» **How to complete this task**
Each entry should be restated word for word, with all pictures left out.

» **Supplied material**
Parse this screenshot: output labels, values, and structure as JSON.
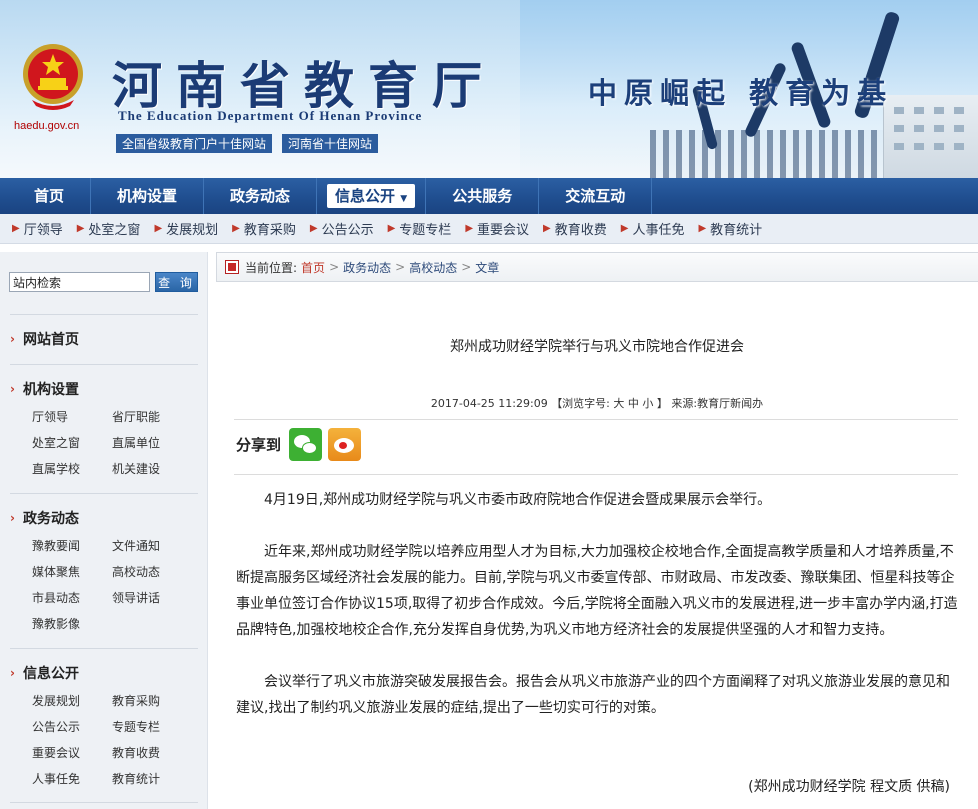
{
  "header": {
    "domain": "haedu.gov.cn",
    "title": "河南省教育厅",
    "title_en": "The Education Department Of Henan Province",
    "awards": [
      "全国省级教育门户十佳网站",
      "河南省十佳网站"
    ],
    "slogan": "中原崛起  教育为基"
  },
  "main_nav": [
    "首页",
    "机构设置",
    "政务动态",
    "信息公开",
    "公共服务",
    "交流互动"
  ],
  "main_nav_active": "信息公开",
  "sub_nav": [
    "厅领导",
    "处室之窗",
    "发展规划",
    "教育采购",
    "公告公示",
    "专题专栏",
    "重要会议",
    "教育收费",
    "人事任免",
    "教育统计"
  ],
  "sidebar": {
    "search_value": "站内检索",
    "search_button": "查 询",
    "sections": [
      {
        "title": "网站首页",
        "links": []
      },
      {
        "title": "机构设置",
        "links": [
          "厅领导",
          "省厅职能",
          "处室之窗",
          "直属单位",
          "直属学校",
          "机关建设"
        ]
      },
      {
        "title": "政务动态",
        "links": [
          "豫教要闻",
          "文件通知",
          "媒体聚焦",
          "高校动态",
          "市县动态",
          "领导讲话",
          "豫教影像"
        ]
      },
      {
        "title": "信息公开",
        "links": [
          "发展规划",
          "教育采购",
          "公告公示",
          "专题专栏",
          "重要会议",
          "教育收费",
          "人事任免",
          "教育统计"
        ]
      }
    ]
  },
  "breadcrumb": {
    "label": "当前位置:",
    "items": [
      "首页",
      "政务动态",
      "高校动态",
      "文章"
    ]
  },
  "article": {
    "title": "郑州成功财经学院举行与巩义市院地合作促进会",
    "datetime": "2017-04-25 11:29:09",
    "font_label": "【浏览字号:",
    "font_sizes": [
      "大",
      "中",
      "小"
    ],
    "font_close": "】",
    "source": "来源:教育厅新闻办",
    "share_label": "分享到",
    "paragraphs": [
      "4月19日,郑州成功财经学院与巩义市委市政府院地合作促进会暨成果展示会举行。",
      "近年来,郑州成功财经学院以培养应用型人才为目标,大力加强校企校地合作,全面提高教学质量和人才培养质量,不断提高服务区域经济社会发展的能力。目前,学院与巩义市委宣传部、市财政局、市发改委、豫联集团、恒星科技等企事业单位签订合作协议15项,取得了初步合作成效。今后,学院将全面融入巩义市的发展进程,进一步丰富办学内涵,打造品牌特色,加强校地校企合作,充分发挥自身优势,为巩义市地方经济社会的发展提供坚强的人才和智力支持。",
      "会议举行了巩义市旅游突破发展报告会。报告会从巩义市旅游产业的四个方面阐释了对巩义旅游业发展的意见和建议,找出了制约巩义旅游业发展的症结,提出了一些切实可行的对策。"
    ],
    "author": "(郑州成功财经学院 程文质 供稿)"
  },
  "colors": {
    "nav": "#1f4d8e",
    "accent": "#c0392b",
    "title": "#1b3b75"
  }
}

» **Exercise output**
Parse this screenshot: output labels, values, and structure as JSON.
{
  "header": {
    "domain": "haedu.gov.cn",
    "title": "河南省教育厅",
    "title_en": "The Education Department Of Henan Province",
    "awards": [
      "全国省级教育门户十佳网站",
      "河南省十佳网站"
    ],
    "slogan": "中原崛起  教育为基"
  },
  "main_nav": [
    "首页",
    "机构设置",
    "政务动态",
    "信息公开",
    "公共服务",
    "交流互动"
  ],
  "main_nav_active": "信息公开",
  "sub_nav": [
    "厅领导",
    "处室之窗",
    "发展规划",
    "教育采购",
    "公告公示",
    "专题专栏",
    "重要会议",
    "教育收费",
    "人事任免",
    "教育统计"
  ],
  "sidebar": {
    "search_value": "站内检索",
    "search_button": "查 询",
    "sections": [
      {
        "title": "网站首页",
        "links": []
      },
      {
        "title": "机构设置",
        "links": [
          "厅领导",
          "省厅职能",
          "处室之窗",
          "直属单位",
          "直属学校",
          "机关建设"
        ]
      },
      {
        "title": "政务动态",
        "links": [
          "豫教要闻",
          "文件通知",
          "媒体聚焦",
          "高校动态",
          "市县动态",
          "领导讲话",
          "豫教影像"
        ]
      },
      {
        "title": "信息公开",
        "links": [
          "发展规划",
          "教育采购",
          "公告公示",
          "专题专栏",
          "重要会议",
          "教育收费",
          "人事任免",
          "教育统计"
        ]
      }
    ]
  },
  "breadcrumb": {
    "label": "当前位置:",
    "items": [
      "首页",
      "政务动态",
      "高校动态",
      "文章"
    ]
  },
  "article": {
    "title": "郑州成功财经学院举行与巩义市院地合作促进会",
    "datetime": "2017-04-25 11:29:09",
    "font_label": "【浏览字号:",
    "font_sizes": [
      "大",
      "中",
      "小"
    ],
    "font_close": "】",
    "source": "来源:教育厅新闻办",
    "share_label": "分享到",
    "paragraphs": [
      "4月19日,郑州成功财经学院与巩义市委市政府院地合作促进会暨成果展示会举行。",
      "近年来,郑州成功财经学院以培养应用型人才为目标,大力加强校企校地合作,全面提高教学质量和人才培养质量,不断提高服务区域经济社会发展的能力。目前,学院与巩义市委宣传部、市财政局、市发改委、豫联集团、恒星科技等企事业单位签订合作协议15项,取得了初步合作成效。今后,学院将全面融入巩义市的发展进程,进一步丰富办学内涵,打造品牌特色,加强校地校企合作,充分发挥自身优势,为巩义市地方经济社会的发展提供坚强的人才和智力支持。",
      "会议举行了巩义市旅游突破发展报告会。报告会从巩义市旅游产业的四个方面阐释了对巩义旅游业发展的意见和建议,找出了制约巩义旅游业发展的症结,提出了一些切实可行的对策。"
    ],
    "author": "(郑州成功财经学院 程文质 供稿)"
  },
  "colors": {
    "nav": "#1f4d8e",
    "accent": "#c0392b",
    "title": "#1b3b75"
  }
}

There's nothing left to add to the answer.